On a final note, some might reasonably speculated that my review of the WeDo WWUG is biased, because of the simple fact I was invited and because I enjoyed such excellent hospitality. Everyone should be wary of how flattery and gifts can induce complacency and lapses in judgement. It was an absolute pleasure to be invited to moderate a panel session of independent speakers, talking about the future of revenue assurance and fraud management. Let me underline the fact that the speakers were expected to be independent. During the preparation for the event, I challenged Sergio Silvestre, WeDo’s Chief Marketing Officer, over the scope of the panel. I pointed out that WeDo had formulated the term business assurance to cover the scope of their evolving product suite, and I thought it might be easier to talk about the future of that scope, rather than using the cumbersome construction of ‘revenue assurance and fraud management’. However, Sergio was insistent. He did not want us to adopt a scope associated with WeDo’s marketing, even if it was more convenient. The name of the proposed panel session had been chosen to avoid putting words into our mouths. Hopefully I will be able to share the content of the discussion in a future podcast, so you can judge for yourself whether we succeeded. And on the evening of the final night, Sergio was keen to impress on me a point he has mentioned to me before. If I am too hard on some people, then it creates the appearance of bias, and makes people reluctant to deal with me. In other words, Sergio was advising me to go easier on WeDo’s rivals. I had to agree with Sergio’s wise counsel, although I argued that instead of going easy on anyone, I would rather say both good and bad things about a business, so long as the business sometimes gives me a reason to say something good about them.
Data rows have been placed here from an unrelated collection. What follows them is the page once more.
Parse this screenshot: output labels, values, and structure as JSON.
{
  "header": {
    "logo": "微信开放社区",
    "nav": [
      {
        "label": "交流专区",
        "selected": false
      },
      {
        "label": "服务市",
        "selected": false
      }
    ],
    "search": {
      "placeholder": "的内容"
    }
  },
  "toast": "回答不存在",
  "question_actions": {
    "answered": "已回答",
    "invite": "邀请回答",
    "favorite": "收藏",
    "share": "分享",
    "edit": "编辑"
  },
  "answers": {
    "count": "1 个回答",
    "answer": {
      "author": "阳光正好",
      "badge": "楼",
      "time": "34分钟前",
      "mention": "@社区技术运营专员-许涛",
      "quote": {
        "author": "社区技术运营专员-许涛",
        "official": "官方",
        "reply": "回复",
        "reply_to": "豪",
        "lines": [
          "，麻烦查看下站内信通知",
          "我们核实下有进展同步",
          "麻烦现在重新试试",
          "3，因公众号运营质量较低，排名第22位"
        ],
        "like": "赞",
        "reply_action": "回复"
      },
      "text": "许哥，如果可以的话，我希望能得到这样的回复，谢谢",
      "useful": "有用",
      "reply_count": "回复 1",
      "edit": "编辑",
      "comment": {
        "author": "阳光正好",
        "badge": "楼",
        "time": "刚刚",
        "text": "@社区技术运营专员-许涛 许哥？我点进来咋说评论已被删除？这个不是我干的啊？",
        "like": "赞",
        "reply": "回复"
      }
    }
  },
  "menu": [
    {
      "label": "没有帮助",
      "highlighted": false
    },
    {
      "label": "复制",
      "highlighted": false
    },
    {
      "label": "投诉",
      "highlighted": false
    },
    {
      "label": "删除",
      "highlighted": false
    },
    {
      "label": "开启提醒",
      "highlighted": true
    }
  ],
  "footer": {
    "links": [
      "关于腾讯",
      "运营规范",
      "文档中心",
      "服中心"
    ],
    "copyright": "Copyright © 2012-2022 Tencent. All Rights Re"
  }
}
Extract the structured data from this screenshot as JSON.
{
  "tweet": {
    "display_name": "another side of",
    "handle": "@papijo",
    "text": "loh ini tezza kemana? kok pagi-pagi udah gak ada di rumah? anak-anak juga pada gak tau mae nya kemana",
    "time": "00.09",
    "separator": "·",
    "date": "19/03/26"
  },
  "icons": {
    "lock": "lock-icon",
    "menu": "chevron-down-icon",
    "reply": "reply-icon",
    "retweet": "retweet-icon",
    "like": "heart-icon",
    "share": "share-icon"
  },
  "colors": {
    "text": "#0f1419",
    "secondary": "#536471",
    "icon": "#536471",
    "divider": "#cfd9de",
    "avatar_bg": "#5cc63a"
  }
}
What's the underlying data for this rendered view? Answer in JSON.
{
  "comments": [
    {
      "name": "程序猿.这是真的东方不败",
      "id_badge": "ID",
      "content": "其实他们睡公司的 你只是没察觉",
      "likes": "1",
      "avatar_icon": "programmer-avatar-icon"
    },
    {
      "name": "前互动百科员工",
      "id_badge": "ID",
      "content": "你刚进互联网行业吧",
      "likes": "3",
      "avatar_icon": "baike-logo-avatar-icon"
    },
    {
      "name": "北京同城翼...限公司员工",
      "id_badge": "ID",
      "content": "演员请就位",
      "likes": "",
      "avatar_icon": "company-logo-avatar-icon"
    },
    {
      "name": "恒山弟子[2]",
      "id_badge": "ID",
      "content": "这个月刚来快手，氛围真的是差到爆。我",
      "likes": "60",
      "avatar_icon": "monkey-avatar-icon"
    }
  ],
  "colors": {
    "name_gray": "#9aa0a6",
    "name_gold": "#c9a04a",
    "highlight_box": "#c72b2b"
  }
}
And hopefully by this little example, I illustrate how even very small things are important to creating a positive reputation, and the ways in which WeDo set a good example for all of us.